Also, any connection is properly termed a computer-readable medium. For example, if the software is transmitted from a website, server, or other remote source using a coaxial cable, fiber optic cable, twisted pair, digital subscriber line (DSL), or wireless technologies such as infrared (IR), radio, and microwave, then the coaxial cable, fiber optic cable, twisted pair, DSL, or wireless technologies such as infrared, radio, and microwave are included in the definition of medium. Disk and disc, as used herein, include compact disc (CD), laser disc, optical disc, digital versatile disc (DVD), floppy disk, and Blu-ray®
disc where disks usually reproduce data magnetically, while discs reproduce data optically with lasers. Thus, in some aspects computer-readable media may comprise non-transitory computer-readable media (e.g., tangible media). In addition, for other aspects computer-readable media may comprise transitory computer-readable media (e.g., a signal). Combinations of the above should also be included within the scope of computer-readable media.
Thus, certain aspects may comprise a computer program product for performing the operations presented herein. For example, such a computer program product may comprise a computer-readable medium having instructions stored (and/or encoded) thereon, the instructions being executable by one or more processors to perform the operations described herein. For example, instructions for performing the operations described herein and illustrated in FIG. 8 and FIG. 9.

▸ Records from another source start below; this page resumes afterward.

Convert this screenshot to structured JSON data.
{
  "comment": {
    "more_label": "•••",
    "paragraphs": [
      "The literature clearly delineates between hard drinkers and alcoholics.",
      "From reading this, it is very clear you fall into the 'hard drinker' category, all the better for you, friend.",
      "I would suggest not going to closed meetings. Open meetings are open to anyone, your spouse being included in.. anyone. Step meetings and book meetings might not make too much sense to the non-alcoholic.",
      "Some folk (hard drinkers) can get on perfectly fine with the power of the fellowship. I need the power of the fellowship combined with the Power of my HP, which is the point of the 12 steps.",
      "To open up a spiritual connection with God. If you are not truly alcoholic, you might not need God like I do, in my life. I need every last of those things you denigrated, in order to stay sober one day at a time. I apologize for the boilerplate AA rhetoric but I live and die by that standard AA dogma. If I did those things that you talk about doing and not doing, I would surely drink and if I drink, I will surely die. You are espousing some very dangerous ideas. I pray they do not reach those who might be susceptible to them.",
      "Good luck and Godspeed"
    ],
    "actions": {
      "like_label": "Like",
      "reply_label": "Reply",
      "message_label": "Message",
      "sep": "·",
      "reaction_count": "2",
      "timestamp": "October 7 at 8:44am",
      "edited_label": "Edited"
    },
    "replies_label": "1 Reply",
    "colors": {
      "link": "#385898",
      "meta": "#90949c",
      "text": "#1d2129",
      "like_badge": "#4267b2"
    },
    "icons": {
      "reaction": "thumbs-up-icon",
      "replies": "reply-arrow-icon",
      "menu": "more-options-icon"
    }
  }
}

Further, it should be appreciated that modules and/or other appropriate means for performing the methods and techniques described herein can be downloaded and/or otherwise obtained by a user terminal and/or base station as applicable. For example, such a device can be coupled to a server to facilitate the transfer of means for performing the methods described herein. Alternatively, various methods described herein can be provided via storage means (e.g., RAM, ROM, a physical storage medium such as a compact disc (CD) or floppy disk, etc.), such that a user terminal and/or base station can obtain the various methods upon coupling or providing the storage means to the device. Moreover, any other suitable technique for providing the methods and techniques described herein to a device can be utilized.
It is to be understood that the claims are not limited to the precise configuration and components illustrated above. Various modifications, changes and variations may be made in the arrangement, operation and details of the methods and apparatus described above without departing from the scope of the claims.